**Exercise prompt**
Please set down the records exactly, keeping every line.

Stored records:
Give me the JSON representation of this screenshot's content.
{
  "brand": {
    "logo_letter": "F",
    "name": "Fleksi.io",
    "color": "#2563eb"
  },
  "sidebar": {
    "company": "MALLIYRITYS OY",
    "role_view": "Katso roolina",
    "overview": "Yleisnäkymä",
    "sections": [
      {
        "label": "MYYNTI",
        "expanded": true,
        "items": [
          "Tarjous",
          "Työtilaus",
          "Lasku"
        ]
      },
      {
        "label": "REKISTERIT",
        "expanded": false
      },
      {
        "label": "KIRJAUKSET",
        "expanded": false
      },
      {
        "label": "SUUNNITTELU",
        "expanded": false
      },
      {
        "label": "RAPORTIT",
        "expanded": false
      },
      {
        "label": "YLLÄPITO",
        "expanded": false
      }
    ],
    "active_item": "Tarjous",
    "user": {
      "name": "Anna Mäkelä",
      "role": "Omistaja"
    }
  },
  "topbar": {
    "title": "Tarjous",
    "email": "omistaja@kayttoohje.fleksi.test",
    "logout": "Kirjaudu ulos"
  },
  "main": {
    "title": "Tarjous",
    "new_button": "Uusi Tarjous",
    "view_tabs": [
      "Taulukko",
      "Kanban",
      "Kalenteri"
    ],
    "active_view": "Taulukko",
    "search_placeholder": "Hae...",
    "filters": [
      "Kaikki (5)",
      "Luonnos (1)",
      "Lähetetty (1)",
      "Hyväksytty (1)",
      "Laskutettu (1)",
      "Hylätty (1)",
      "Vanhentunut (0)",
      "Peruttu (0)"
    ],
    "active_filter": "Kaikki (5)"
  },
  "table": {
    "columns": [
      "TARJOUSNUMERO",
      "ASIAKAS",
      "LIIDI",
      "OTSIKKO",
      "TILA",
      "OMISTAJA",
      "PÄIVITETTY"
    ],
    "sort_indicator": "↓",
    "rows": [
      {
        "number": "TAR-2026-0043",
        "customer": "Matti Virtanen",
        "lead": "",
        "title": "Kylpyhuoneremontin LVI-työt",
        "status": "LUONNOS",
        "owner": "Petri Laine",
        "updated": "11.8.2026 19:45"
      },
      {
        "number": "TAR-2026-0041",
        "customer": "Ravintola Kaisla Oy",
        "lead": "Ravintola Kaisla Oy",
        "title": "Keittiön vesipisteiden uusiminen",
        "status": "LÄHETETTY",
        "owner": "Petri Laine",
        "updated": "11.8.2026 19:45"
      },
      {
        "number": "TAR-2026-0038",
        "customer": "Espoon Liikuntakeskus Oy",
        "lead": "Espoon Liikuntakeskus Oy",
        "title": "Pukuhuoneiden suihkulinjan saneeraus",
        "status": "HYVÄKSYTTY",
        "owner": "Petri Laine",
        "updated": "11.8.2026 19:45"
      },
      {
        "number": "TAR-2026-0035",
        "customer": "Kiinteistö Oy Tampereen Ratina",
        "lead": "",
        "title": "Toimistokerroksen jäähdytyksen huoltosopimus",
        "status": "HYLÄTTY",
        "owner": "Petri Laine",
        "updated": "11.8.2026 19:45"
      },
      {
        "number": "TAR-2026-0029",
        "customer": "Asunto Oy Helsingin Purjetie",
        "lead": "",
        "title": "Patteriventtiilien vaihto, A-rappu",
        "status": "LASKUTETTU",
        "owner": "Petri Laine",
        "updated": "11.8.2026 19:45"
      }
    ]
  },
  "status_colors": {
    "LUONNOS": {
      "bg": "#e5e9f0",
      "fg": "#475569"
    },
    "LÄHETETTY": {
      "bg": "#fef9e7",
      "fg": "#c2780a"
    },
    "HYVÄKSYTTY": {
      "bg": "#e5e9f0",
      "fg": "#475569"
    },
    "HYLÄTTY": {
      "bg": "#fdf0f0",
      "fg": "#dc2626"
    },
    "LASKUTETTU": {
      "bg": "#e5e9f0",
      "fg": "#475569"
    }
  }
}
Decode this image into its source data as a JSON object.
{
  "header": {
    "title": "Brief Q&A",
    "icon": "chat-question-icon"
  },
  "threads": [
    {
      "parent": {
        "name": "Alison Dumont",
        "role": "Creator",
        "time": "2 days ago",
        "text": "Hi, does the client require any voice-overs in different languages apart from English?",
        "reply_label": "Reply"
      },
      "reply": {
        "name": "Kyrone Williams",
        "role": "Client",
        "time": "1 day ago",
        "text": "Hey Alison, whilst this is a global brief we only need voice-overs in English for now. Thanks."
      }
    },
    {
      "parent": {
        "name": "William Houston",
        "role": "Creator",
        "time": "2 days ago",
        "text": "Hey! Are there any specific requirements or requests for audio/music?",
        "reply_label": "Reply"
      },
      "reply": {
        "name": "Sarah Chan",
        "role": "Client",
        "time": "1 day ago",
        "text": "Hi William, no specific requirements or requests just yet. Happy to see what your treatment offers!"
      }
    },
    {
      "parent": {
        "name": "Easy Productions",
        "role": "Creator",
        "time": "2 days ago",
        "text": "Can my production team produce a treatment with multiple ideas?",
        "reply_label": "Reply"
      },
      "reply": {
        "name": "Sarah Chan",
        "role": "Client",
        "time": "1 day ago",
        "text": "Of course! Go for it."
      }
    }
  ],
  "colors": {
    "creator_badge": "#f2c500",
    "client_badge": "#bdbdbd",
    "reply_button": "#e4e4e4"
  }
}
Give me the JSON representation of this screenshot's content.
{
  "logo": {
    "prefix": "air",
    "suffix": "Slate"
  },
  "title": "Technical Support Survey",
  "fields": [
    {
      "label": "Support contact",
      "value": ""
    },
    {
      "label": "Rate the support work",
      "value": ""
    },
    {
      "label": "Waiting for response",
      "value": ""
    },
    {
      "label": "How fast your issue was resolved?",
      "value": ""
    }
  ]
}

**Output below**
Give me the JSON representation of this screenshot's content.
{
  "brand": {
    "logo_letter": "F",
    "name": "Fleksi.io",
    "color": "#2563eb"
  },
  "sidebar": {
    "company": "MALLIYRITYS OY",
    "role_view": "Katso roolina",
    "overview": "Yleisnäkymä",
    "sections": [
      {
        "label": "MYYNTI",
        "expanded": true,
        "items": [
          "Tarjous",
          "Työtilaus",
          "Lasku"
        ]
      },
      {
        "label": "REKISTERIT",
        "expanded": false
      },
      {
        "label": "KIRJAUKSET",
        "expanded": false
      },
      {
        "label": "SUUNNITTELU",
        "expanded": false
      },
      {
        "label": "RAPORTIT",
        "expanded": false
      },
      {
        "label": "YLLÄPITO",
        "expanded": false
      }
    ],
    "active_item": "Tarjous",
    "user": {
      "name": "Anna Mäkelä",
      "role": "Omistaja"
    }
  },
  "topbar": {
    "title": "Tarjous",
    "email": "omistaja@kayttoohje.fleksi.test",
    "logout": "Kirjaudu ulos"
  },
  "main": {
    "title": "Tarjous",
    "new_button": "Uusi Tarjous",
    "view_tabs": [
      "Taulukko",
      "Kanban",
      "Kalenteri"
    ],
    "active_view": "Taulukko",
    "search_placeholder": "Hae...",
    "filters": [
      "Kaikki (5)",
      "Luonnos (1)",
      "Lähetetty (1)",
      "Hyväksytty (1)",
      "Laskutettu (1)",
      "Hylätty (1)",
      "Vanhentunut (0)",
      "Peruttu (0)"
    ],
    "active_filter": "Kaikki (5)"
  },
  "table": {
    "columns": [
      "TARJOUSNUMERO",
      "ASIAKAS",
      "LIIDI",
      "OTSIKKO",
      "TILA",
      "OMISTAJA",
      "PÄIVITETTY"
    ],
    "sort_indicator": "↓",
    "rows": [
      {
        "number": "TAR-2026-0043",
        "customer": "Matti Virtanen",
        "lead": "",
        "title": "Kylpyhuoneremontin LVI-työt",
        "status": "LUONNOS",
        "owner": "Petri Laine",
        "updated": "11.8.2026 19:45"
      },
      {
        "number": "TAR-2026-0041",
        "customer": "Ravintola Kaisla Oy",
        "lead": "Ravintola Kaisla Oy",
        "title": "Keittiön vesipisteiden uusiminen",
        "status": "LÄHETETTY",
        "owner": "Petri Laine",
        "updated": "11.8.2026 19:45"
      },
      {
        "number": "TAR-2026-0038",
        "customer": "Espoon Liikuntakeskus Oy",
        "lead": "Espoon Liikuntakeskus Oy",
        "title": "Pukuhuoneiden suihkulinjan saneeraus",
        "status": "HYVÄKSYTTY",
        "owner": "Petri Laine",
        "updated": "11.8.2026 19:45"
      },
      {
        "number": "TAR-2026-0035",
        "customer": "Kiinteistö Oy Tampereen Ratina",
        "lead": "",
        "title": "Toimistokerroksen jäähdytyksen huoltosopimus",
        "status": "HYLÄTTY",
        "owner": "Petri Laine",
        "updated": "11.8.2026 19:45"
      },
      {
        "number": "TAR-2026-0029",
        "customer": "Asunto Oy Helsingin Purjetie",
        "lead": "",
        "title": "Patteriventtiilien vaihto, A-rappu",
        "status": "LASKUTETTU",
        "owner": "Petri Laine",
        "updated": "11.8.2026 19:45"
      }
    ]
  },
  "status_colors": {
    "LUONNOS": {
      "bg": "#e5e9f0",
      "fg": "#475569"
    },
    "LÄHETETTY": {
      "bg": "#fef9e7",
      "fg": "#c2780a"
    },
    "HYVÄKSYTTY": {
      "bg": "#e5e9f0",
      "fg": "#475569"
    },
    "HYLÄTTY": {
      "bg": "#fdf0f0",
      "fg": "#dc2626"
    },
    "LASKUTETTU": {
      "bg": "#e5e9f0",
      "fg": "#475569"
    }
  }
}
Decode this image into its source data as a JSON object.
{
  "header": {
    "title": "Brief Q&A",
    "icon": "chat-question-icon"
  },
  "threads": [
    {
      "parent": {
        "name": "Alison Dumont",
        "role": "Creator",
        "time": "2 days ago",
        "text": "Hi, does the client require any voice-overs in different languages apart from English?",
        "reply_label": "Reply"
      },
      "reply": {
        "name": "Kyrone Williams",
        "role": "Client",
        "time": "1 day ago",
        "text": "Hey Alison, whilst this is a global brief we only need voice-overs in English for now. Thanks."
      }
    },
    {
      "parent": {
        "name": "William Houston",
        "role": "Creator",
        "time": "2 days ago",
        "text": "Hey! Are there any specific requirements or requests for audio/music?",
        "reply_label": "Reply"
      },
      "reply": {
        "name": "Sarah Chan",
        "role": "Client",
        "time": "1 day ago",
        "text": "Hi William, no specific requirements or requests just yet. Happy to see what your treatment offers!"
      }
    },
    {
      "parent": {
        "name": "Easy Productions",
        "role": "Creator",
        "time": "2 days ago",
        "text": "Can my production team produce a treatment with multiple ideas?",
        "reply_label": "Reply"
      },
      "reply": {
        "name": "Sarah Chan",
        "role": "Client",
        "time": "1 day ago",
        "text": "Of course! Go for it."
      }
    }
  ],
  "colors": {
    "creator_badge": "#f2c500",
    "client_badge": "#bdbdbd",
    "reply_button": "#e4e4e4"
  }
}
Give me the JSON representation of this screenshot's content.
{
  "logo": {
    "prefix": "air",
    "suffix": "Slate"
  },
  "title": "Technical Support Survey",
  "fields": [
    {
      "label": "Support contact",
      "value": ""
    },
    {
      "label": "Rate the support work",
      "value": ""
    },
    {
      "label": "Waiting for response",
      "value": ""
    },
    {
      "label": "How fast your issue was resolved?",
      "value": ""
    }
  ]
}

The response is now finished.